### TASK GOAL:
Reproduce only this part of the listing: the line with "What's the underlying", plus every line after it through the last.
---------- INPUT DATA ----------
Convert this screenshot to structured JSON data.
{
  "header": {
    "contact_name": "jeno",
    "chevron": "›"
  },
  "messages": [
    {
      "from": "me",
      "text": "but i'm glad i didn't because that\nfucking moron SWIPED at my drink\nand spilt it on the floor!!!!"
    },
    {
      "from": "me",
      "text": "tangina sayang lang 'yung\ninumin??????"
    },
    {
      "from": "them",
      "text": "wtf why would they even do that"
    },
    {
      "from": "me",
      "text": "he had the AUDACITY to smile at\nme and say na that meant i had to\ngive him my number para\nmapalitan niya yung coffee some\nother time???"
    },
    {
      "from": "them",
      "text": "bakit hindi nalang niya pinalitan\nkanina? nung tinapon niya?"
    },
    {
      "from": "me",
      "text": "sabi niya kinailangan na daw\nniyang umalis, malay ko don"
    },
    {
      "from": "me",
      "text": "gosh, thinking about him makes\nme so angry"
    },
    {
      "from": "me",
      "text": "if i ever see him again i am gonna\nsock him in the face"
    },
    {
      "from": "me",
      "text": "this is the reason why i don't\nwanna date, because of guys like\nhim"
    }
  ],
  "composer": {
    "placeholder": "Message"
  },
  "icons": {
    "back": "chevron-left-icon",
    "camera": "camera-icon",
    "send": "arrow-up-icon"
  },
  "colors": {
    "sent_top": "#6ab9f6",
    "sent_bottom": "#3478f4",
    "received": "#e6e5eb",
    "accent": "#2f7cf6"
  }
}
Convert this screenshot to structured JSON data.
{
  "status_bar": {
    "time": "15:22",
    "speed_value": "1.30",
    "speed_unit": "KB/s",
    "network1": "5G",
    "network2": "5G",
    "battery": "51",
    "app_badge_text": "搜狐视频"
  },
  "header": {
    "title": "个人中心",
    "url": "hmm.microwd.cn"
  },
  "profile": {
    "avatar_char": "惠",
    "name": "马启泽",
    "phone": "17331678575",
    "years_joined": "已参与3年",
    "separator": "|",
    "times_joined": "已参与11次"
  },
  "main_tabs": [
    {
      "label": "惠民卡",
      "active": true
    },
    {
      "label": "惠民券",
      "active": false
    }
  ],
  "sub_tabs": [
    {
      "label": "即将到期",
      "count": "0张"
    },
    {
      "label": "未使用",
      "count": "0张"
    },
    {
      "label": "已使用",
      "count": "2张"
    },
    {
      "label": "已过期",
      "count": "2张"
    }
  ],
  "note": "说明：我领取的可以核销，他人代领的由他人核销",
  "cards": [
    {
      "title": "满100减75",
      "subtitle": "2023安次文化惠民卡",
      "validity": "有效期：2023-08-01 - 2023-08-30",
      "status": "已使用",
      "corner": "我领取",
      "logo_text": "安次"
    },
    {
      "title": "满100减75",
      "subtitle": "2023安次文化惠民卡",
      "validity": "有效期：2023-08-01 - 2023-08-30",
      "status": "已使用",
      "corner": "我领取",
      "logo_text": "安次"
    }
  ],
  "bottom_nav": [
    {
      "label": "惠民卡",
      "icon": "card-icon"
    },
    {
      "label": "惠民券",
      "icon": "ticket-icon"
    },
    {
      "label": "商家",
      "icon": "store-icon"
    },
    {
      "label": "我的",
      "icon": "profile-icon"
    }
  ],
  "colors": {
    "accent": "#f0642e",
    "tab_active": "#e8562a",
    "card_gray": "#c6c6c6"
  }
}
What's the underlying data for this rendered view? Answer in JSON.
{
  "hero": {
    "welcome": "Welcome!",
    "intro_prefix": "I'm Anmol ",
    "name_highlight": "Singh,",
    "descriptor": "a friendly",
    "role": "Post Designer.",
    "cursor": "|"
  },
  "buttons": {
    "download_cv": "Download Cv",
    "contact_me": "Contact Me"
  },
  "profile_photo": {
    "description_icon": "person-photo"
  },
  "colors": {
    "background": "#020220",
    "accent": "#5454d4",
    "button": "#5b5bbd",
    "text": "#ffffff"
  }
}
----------
### SOLUTION FOR THIS TASK:
What's the underlying data for this rendered view? Answer in JSON.
{
  "hero": {
    "welcome": "Welcome!",
    "intro_prefix": "I'm Anmol ",
    "name_highlight": "Singh,",
    "descriptor": "a friendly",
    "role": "Post Designer.",
    "cursor": "|"
  },
  "buttons": {
    "download_cv": "Download Cv",
    "contact_me": "Contact Me"
  },
  "profile_photo": {
    "description_icon": "person-photo"
  },
  "colors": {
    "background": "#020220",
    "accent": "#5454d4",
    "button": "#5b5bbd",
    "text": "#ffffff"
  }
}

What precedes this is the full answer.